Website and app data records
----------------
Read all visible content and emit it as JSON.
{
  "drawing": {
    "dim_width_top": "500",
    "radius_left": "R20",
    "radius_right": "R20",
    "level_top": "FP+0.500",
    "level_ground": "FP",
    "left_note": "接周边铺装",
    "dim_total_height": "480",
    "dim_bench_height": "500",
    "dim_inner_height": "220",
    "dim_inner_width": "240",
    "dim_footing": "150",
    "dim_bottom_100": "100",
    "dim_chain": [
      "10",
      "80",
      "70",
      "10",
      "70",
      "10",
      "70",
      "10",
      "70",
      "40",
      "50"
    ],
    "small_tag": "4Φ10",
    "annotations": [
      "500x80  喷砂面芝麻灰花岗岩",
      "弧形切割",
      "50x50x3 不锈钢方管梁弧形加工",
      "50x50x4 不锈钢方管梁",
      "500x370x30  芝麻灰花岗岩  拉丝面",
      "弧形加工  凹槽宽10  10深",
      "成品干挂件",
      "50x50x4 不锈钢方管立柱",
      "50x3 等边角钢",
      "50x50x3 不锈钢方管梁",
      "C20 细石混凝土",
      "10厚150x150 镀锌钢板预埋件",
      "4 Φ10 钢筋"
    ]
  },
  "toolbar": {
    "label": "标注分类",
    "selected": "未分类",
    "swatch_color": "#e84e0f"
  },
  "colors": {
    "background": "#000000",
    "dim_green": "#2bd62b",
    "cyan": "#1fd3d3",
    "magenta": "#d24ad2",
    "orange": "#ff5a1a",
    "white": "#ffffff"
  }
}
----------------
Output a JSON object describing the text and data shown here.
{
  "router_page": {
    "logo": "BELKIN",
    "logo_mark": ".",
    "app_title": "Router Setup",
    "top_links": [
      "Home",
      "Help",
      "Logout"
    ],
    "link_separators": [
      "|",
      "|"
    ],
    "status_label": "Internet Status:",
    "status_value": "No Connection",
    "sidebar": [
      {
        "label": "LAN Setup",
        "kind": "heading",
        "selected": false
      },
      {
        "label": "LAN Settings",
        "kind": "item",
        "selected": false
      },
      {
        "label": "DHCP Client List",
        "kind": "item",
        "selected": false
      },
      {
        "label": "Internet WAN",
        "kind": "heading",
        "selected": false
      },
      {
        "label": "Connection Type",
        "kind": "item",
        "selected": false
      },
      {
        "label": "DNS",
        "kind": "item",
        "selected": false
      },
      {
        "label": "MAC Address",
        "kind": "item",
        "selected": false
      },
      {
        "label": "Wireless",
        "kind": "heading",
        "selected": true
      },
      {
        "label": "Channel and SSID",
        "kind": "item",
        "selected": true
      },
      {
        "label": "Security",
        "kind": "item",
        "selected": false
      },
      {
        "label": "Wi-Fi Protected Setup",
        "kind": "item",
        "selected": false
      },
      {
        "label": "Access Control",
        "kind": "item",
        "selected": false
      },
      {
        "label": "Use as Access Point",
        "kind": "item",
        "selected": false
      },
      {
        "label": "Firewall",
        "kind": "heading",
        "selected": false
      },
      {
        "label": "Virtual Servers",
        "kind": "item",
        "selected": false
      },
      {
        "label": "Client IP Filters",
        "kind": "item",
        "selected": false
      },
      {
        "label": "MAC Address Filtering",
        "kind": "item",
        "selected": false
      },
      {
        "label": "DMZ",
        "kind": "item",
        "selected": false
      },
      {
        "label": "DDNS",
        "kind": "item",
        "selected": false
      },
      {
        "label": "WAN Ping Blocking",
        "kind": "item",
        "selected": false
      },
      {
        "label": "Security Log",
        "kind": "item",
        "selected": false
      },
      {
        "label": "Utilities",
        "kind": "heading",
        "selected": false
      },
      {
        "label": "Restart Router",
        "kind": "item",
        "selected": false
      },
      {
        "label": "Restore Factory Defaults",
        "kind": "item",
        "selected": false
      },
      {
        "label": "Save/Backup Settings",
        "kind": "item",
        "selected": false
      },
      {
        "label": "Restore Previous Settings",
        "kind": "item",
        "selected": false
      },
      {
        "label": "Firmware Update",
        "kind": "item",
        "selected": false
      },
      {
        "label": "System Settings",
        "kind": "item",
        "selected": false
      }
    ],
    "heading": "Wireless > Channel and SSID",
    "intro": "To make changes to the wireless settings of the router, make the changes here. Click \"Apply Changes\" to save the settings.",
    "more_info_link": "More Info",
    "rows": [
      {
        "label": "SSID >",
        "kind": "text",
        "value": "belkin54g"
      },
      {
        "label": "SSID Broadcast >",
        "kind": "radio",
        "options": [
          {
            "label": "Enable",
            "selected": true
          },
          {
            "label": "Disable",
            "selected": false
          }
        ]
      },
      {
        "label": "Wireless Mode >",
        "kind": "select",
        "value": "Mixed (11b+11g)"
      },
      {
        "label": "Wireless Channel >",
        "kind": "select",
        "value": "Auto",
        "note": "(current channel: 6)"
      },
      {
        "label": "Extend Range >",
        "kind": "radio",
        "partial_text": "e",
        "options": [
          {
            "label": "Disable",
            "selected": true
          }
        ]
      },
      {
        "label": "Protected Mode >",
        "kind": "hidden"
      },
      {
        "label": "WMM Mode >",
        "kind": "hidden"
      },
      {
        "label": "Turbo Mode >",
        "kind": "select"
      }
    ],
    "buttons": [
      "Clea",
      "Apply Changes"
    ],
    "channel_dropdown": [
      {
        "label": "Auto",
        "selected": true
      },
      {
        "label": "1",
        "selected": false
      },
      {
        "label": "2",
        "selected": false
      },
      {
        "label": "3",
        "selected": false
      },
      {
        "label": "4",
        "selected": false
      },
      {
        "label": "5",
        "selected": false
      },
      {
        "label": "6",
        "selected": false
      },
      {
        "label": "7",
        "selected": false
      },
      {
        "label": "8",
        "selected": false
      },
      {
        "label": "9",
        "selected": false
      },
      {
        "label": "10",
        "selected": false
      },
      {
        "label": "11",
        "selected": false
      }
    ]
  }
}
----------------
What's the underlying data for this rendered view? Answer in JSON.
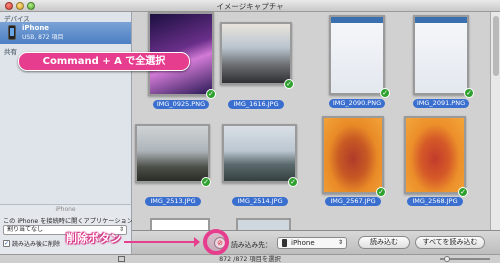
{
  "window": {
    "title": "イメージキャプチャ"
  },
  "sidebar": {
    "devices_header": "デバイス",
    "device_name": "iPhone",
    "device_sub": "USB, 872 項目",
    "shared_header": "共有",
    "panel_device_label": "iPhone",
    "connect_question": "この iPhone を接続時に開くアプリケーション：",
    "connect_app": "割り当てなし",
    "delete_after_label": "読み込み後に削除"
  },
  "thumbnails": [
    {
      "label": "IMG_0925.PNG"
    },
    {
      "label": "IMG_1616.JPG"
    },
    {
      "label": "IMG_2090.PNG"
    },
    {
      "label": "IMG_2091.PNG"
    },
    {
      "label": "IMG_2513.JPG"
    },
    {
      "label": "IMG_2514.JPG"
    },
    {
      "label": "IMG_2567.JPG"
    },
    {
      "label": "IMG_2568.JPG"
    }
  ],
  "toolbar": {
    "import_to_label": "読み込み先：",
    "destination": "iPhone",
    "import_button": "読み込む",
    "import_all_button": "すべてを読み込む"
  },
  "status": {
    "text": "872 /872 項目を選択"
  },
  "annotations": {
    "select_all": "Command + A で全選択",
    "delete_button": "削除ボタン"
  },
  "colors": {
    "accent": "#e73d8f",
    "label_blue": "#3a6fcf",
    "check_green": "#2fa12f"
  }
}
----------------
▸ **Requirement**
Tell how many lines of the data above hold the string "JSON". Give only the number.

▸ **Finished task**
3